[Dataset rows describing interfaces]
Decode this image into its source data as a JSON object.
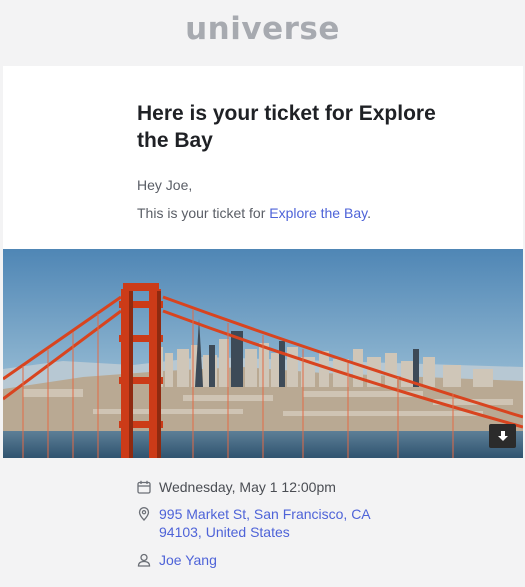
{
  "brand": {
    "logo_text": "universe"
  },
  "email": {
    "headline": "Here is your ticket for Explore the Bay",
    "greeting": "Hey Joe,",
    "intro_prefix": "This is your ticket for ",
    "event_link": "Explore the Bay",
    "intro_suffix": "."
  },
  "hero": {
    "alt": "Golden Gate Bridge and San Francisco skyline",
    "download_icon": "download-icon"
  },
  "details": {
    "datetime": "Wednesday, May 1 12:00pm",
    "address": "995 Market St, San Francisco, CA 94103, United States",
    "attendee": "Joe Yang",
    "icons": {
      "date": "calendar-icon",
      "address": "location-pin-icon",
      "attendee": "user-icon"
    }
  },
  "colors": {
    "link": "#4e63d8",
    "logo": "#a7aab0",
    "heading": "#1f2125",
    "body_text": "#5a5e66",
    "bridge": "#d8441f",
    "page_bg": "#f3f3f4"
  }
}
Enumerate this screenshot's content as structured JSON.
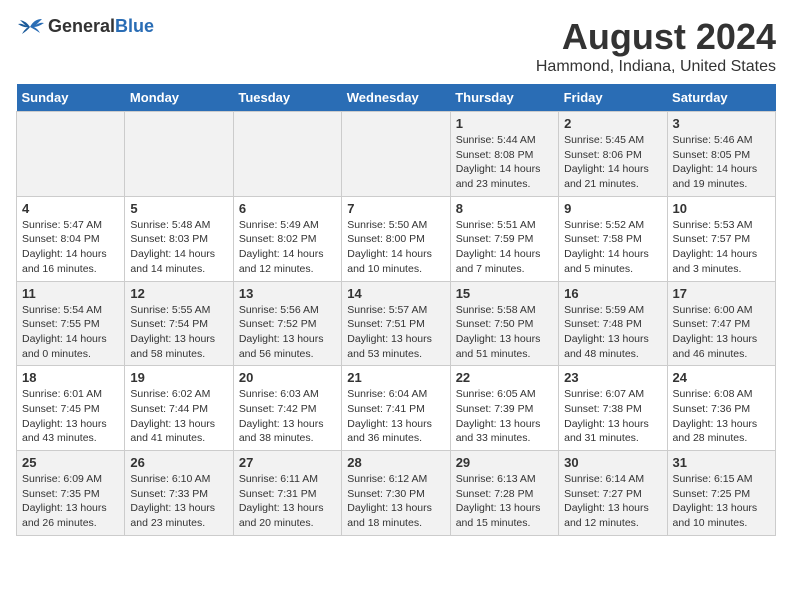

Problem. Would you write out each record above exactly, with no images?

Result of this task.
Decode this image into its source data as a JSON object.
{
  "brand": {
    "logo_text": "universe"
  },
  "email": {
    "headline": "Here is your ticket for Explore the Bay",
    "greeting": "Hey Joe,",
    "intro_prefix": "This is your ticket for ",
    "event_link": "Explore the Bay",
    "intro_suffix": "."
  },
  "hero": {
    "alt": "Golden Gate Bridge and San Francisco skyline",
    "download_icon": "download-icon"
  },
  "details": {
    "datetime": "Wednesday, May 1 12:00pm",
    "address": "995 Market St, San Francisco, CA 94103, United States",
    "attendee": "Joe Yang",
    "icons": {
      "date": "calendar-icon",
      "address": "location-pin-icon",
      "attendee": "user-icon"
    }
  },
  "colors": {
    "link": "#4e63d8",
    "logo": "#a7aab0",
    "heading": "#1f2125",
    "body_text": "#5a5e66",
    "bridge": "#d8441f",
    "page_bg": "#f3f3f4"
  }
}
Enumerate this screenshot's content as structured JSON.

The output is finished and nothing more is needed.